Transience in "Do Not Go Gentle into That Good Night" causes the speaker a lot of anxiety. It worries him that there are things people might have been able to do in the world if only they had been here longer. It bothers him that the sun travels so quickly across the sky and that people live such a short time. But even though transience is disturbing, it also creates opportunities for beauty.
Questions About Transience
Many different types of things pass away in this poem – daylight, meteors, and lightning strikes, but also men, their words, and their deeds. Given the way the speaker presents the world, is there anything that persists, lasts, or can't be destroyed? If so, what is it?
Why are lightning and meteors used as metaphors for the words and deeds of men?
In line 4, the speaker tells us that "wise men at their end know dark is right." Does this mean that passing away is the proper thing to do, the natural order of things?
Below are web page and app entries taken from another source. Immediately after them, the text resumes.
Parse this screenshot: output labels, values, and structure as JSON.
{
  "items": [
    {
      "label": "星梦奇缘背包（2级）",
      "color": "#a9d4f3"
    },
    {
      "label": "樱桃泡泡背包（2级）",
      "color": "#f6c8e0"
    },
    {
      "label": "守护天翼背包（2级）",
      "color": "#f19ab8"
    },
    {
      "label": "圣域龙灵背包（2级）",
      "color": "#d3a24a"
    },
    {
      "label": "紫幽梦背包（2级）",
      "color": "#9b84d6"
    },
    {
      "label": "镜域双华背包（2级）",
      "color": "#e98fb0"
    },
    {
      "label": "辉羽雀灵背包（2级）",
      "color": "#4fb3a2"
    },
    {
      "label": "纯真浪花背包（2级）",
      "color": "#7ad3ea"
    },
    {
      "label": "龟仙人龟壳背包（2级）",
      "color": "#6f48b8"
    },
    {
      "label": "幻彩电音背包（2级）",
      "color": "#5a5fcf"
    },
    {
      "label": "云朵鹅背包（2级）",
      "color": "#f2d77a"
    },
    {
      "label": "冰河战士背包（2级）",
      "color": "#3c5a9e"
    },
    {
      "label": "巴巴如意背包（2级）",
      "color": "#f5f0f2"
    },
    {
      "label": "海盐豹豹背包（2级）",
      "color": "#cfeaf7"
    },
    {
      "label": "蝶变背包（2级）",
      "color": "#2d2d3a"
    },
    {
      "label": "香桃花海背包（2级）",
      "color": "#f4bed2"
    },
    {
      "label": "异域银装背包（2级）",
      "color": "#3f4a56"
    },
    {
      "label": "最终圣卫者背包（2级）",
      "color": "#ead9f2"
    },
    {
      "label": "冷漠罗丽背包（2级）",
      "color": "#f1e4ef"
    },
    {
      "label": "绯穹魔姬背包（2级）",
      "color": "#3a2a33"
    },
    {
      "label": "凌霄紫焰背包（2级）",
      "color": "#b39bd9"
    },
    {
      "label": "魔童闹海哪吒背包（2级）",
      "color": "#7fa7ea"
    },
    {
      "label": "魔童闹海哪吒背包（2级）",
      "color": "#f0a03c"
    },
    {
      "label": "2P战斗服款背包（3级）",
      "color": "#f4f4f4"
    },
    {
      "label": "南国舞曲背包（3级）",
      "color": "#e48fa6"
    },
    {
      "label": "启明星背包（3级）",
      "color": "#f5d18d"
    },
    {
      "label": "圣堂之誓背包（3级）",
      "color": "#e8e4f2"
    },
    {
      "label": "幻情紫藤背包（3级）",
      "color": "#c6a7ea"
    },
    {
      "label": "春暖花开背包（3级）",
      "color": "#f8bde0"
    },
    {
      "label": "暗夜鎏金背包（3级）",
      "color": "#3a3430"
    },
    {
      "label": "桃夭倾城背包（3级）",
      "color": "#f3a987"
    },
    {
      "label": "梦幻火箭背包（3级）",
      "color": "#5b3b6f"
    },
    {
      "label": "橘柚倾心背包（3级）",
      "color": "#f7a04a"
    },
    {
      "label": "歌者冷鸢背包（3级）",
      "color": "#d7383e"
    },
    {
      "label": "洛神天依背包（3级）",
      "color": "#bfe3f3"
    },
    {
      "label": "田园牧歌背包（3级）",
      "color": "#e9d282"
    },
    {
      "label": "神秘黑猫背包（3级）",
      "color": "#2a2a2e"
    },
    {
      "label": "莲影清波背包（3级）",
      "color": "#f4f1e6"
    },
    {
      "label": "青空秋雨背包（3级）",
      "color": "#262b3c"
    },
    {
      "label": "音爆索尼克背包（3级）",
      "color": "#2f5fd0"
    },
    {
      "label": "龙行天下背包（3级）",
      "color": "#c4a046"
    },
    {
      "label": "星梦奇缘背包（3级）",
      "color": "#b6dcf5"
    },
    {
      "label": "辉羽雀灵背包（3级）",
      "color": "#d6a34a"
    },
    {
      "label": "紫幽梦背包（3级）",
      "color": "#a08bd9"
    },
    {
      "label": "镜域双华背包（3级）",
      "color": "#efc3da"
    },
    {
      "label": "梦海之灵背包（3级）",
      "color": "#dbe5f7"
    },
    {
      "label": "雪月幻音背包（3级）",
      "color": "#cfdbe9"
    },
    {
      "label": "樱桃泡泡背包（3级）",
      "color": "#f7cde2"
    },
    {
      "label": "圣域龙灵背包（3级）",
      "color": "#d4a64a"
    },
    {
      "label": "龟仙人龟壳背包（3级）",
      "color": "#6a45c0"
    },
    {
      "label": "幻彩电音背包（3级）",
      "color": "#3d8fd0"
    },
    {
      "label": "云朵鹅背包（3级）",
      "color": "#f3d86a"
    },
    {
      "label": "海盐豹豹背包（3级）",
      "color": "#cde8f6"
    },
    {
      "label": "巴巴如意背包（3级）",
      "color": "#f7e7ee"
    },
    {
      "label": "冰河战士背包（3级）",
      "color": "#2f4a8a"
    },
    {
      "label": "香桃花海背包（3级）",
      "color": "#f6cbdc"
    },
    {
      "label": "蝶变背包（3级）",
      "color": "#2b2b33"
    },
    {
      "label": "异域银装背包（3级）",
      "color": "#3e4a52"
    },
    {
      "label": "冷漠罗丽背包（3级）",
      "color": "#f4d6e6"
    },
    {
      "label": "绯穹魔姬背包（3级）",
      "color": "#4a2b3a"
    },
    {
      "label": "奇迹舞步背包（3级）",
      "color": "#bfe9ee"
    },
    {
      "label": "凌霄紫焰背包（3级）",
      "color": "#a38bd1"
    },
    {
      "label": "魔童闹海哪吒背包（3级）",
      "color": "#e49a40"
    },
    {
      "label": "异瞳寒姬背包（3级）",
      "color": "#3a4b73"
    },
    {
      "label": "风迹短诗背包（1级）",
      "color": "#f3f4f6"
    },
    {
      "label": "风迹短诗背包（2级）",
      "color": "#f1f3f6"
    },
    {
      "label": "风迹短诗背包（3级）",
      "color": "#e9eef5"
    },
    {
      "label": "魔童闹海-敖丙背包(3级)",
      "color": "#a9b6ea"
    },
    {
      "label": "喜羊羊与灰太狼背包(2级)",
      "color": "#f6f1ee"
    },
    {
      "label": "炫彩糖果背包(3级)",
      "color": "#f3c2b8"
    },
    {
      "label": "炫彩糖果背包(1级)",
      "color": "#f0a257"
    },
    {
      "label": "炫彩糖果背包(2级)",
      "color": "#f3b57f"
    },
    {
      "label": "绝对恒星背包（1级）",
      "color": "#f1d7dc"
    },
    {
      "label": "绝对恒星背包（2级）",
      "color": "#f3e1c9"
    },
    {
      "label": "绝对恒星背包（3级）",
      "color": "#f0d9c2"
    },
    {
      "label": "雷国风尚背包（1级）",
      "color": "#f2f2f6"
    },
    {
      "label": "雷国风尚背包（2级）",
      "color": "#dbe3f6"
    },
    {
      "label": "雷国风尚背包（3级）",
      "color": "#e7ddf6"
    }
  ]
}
Or does it simply mean that death and change have triumphed over life and stability?
Chew on This
The tragedy of "Do Not Go Gentle into That Good Night" is that nothing can last – neither nature, with her sunrise and sunset, nor man, with his "frail deeds," can ever create anything permanent.
Even though most of the things described in the poem are subject to the ravages of time, there is one thing that lasts – the power of man's words, which persist even after the speaker is gone.